Europe Reviews Ban On
BST Hormone Use In Dairy Cattle
By Alex Kirby
BBC News Environment Correspondent
Presenter of BBC Radio Four's 'Costing the Earth'
By Alex Kirby BBC News Environment Correspondent Presenter of BBC Radio Four's 'Costing the Earth' 5-4-99
It has an eerie echo of BSE, the initials which now mean mad cow disease. But BST is not an illness. It is a drug.
It is an artificial hormone, a copy of one that occurs in nature. And just as natural bovine somatotropin, to give it its full name, promotes lactation, so artificial BST does the same.
Cows injected with BST produce 10%, sometimes even 15% more milk than they would do otherwise. But there is a downside.
Painful infection
BST causes increased health problems in animals injected with it. They include higher infertility rates, more mastitis - a painful infection of the teat - and a much higher incidence of lameness.
Despite that, the drug has been cleared for use in the United States, where between a quarter and a third of all dairy cows are thought to be injected with it.
Milk from them and from non-BST animals is mixed together haphazardly, and there is no way of knowing whether dairy products in the US - or exported from it - contain BST milk.
Five-year ban
The European Commission imposed a five-year ban on the sale and use of BST in 1994, on what it called socio-economic grounds. That ban is now under review.
Veterinary surgeons in both Britain and Canada say that BST should remain banned to protect animal welfare. The Canadian Government agreed that the drug presented an unacceptable threat to the safety of dairy cows.
But there are also concerns over possible implications for human health. One centres on the increased use of antibiotics to treat the increased disease that BST causes, and the risk that they could find their way to humans.
Cancer link
Another worry is the fact that the milk of cattle injected with BST contains up to five times more of a substance called IGF-1, insulin-like growth factor one, than normal milk.

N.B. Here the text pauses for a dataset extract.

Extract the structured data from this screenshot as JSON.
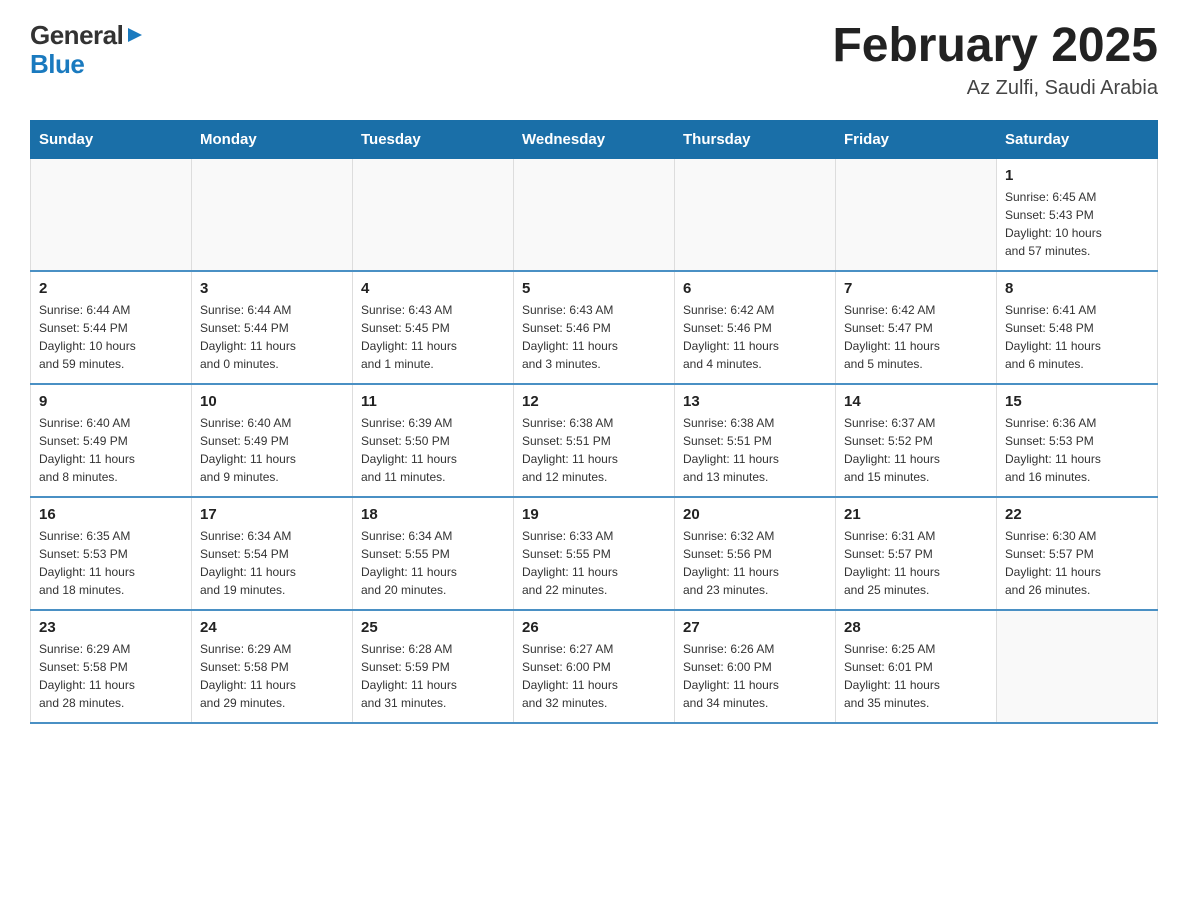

IGF-1 has been linked with the development of some cancers of the breast, colon and prostate.
Professor Donald Broom, of Cambridge university, is one of a team of senior vets advising Brussels on BST.
He told the BBC that "the IGF-1 increase could possibly lead to a very small increase in the occurrence of some cancers in humans - a very small risk, but a real risk".
Dr David Challacombe, a consultant paediatrician in Somerset, says these higher levels could over a long period help to trigger the growth of malignant tumours.
Clean bill of health
BST does have its supporters. One influential group that has given it a clean bill of health is JECFA, the Joint Expert Committee on Food Additives.
JECFA's members are appointed by and answerable to two United Nations agencies, the World Health Organisation and the Food and Agriculture Organisation.
The drug's critics say the longest examination of its possible toxicological effects, a 90-day study involving thirty rats, showed significant impacts on the animals.
The US Food and Drug Administration did approve BST for use, but says it did not consider the rat study in reaching its decision.
But the chairman of JECFA, Professor Jock MacLean of Swinburne University of Technology in Melbourne, says his committee did consider the study.
Insignificant role
He points out that the levels of IGF-1 present in milk from BSE cows are only a minute fraction of the amount produced naturally by the human body, which led JECFA to conclude that it plays no significant role.
However, a Japanese study suggests that IGF-1 from BST milk persists in the digestive tract long enough to pose a far greater risk than the natural version.
The European jury is still out on BST. But it has heard evidence to show that there is cause for concern.